Over the holiday weekend Susan and I stopped by a thrift store, where I ran across this disgustingly dirty Nintendo Wii for $20. Usually when I find a cheap Wii for sale it means the optical (DVD) drive has died, but I had other plans for one so I decided to take a gamble. The bundle had a power supply, Wiibar, and video cable, but no Wiimotes.
Ten minutes later after a quick coating of Fantastik, we were in business.
With everything connected (and a borrowed Wiimote from the other Wii) I fired it up with my fingers crossed.
So, it booted right up. You can see the previous owner had Netflix installed and a few other apps. The next test was to insert a game and see if the internal optical drive was any good or not.
No dice. The error reads, “An error has occurred. Press the Eject Button and remove the disc, then turn the Wii console off and refer to the Wii Operations Manual for help troubleshooting.”
This is unfortunately a common fate for Nintendo Wii consoles. The internal optical drive dies, and when it does, most people toss them into the trash. Nintendo will (or at least would) replace the internal drive for $90, but you can buy refurbished consoles at GameStop for $60, so replacing the drive doesn’t make much sense. In some cases it is possible to replace only the drive’s lens, but… good luck with that operation.
There is an alternative, however — the soft mod. This only works on the original-style Wii (not the newer “Wii-Mini”). I modded my first Wii in 2010 and things have only got easier since then. Once the machine is soft modded, you’ll be able to do all sorts of cool things — including loading game ISOs from a connected USB hard drive.
But first, a hurdle. The original owner had set a security PIN code, which prevented me from formatting the Wii and/or modifying it. I tried “1111” and “1234” with no luck before resorting to Google. The first website I found, Nintendo’s, said they could reset it for 50 cents. Seriously. Nintendo wants 50 cents for the reset code!

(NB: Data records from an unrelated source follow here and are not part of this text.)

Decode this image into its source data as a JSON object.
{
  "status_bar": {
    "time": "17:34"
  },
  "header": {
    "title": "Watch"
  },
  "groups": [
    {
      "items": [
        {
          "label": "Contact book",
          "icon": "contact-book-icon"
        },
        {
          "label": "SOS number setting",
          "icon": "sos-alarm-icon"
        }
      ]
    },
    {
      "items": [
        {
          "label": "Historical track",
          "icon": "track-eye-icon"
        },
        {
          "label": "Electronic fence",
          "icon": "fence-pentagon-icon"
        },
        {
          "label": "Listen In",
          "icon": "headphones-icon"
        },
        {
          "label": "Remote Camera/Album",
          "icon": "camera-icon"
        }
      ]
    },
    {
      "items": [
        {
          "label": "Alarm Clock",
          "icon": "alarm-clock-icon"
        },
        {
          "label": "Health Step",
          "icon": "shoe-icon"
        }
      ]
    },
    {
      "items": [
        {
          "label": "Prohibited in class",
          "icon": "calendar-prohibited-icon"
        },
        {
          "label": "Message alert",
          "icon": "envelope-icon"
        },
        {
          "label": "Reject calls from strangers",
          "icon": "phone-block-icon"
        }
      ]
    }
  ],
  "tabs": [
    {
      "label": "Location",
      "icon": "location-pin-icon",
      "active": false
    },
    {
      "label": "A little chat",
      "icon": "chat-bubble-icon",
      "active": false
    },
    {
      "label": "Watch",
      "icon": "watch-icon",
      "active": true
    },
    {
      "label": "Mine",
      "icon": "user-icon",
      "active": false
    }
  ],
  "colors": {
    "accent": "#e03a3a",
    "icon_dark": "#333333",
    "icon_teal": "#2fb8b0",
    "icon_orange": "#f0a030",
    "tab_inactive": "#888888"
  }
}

Fortunately, the second link Google returned was to this page, which will generate a parental control password reset code for you (for free). With the console unlocked, I was able to format the machine and move forward.
With the machine formatted, I grabbed an SD card and followed the instructions on this page. Unlocking the Wii took about 5-10 minutes, once I had everything downloaded. Note that for the original style Wii, as long as the firmware isn’t too new, you don’t need to open the unit to mod it. It’s all done through a package which installs from the SD card slot. Clever!
And that’s really all there is to it. I went into more detail in this post from 2010, but now that the Wii has been modded it can read games directly from an external USB hard drive. I used Wii Backup Manager to backup my original Wii games. What you will do is connect an external USB hard drive to your PC, insert a Wii disc into your PC’s DVD drive, and use Wii Backup Manager to copy your games (one at a time) over to the external hard drive. Once you have finished, you connect the USB drive to the Wii’s USB port and with help from another program (I use USBLoaderGX), you can play your Wii games right off the external hard drive. No optical drive or discs required!
I know that this workaround is used more for piracy than anything else, but as I mentioned on that previous entry I wrote, this was a great way for me to let my kids play the Wii without having to worry about them scratching up my original games. Now, six years later, I’ve found another use for it — an inexpensive way to breath life back into a Nintendo Wii someone else had tossed away.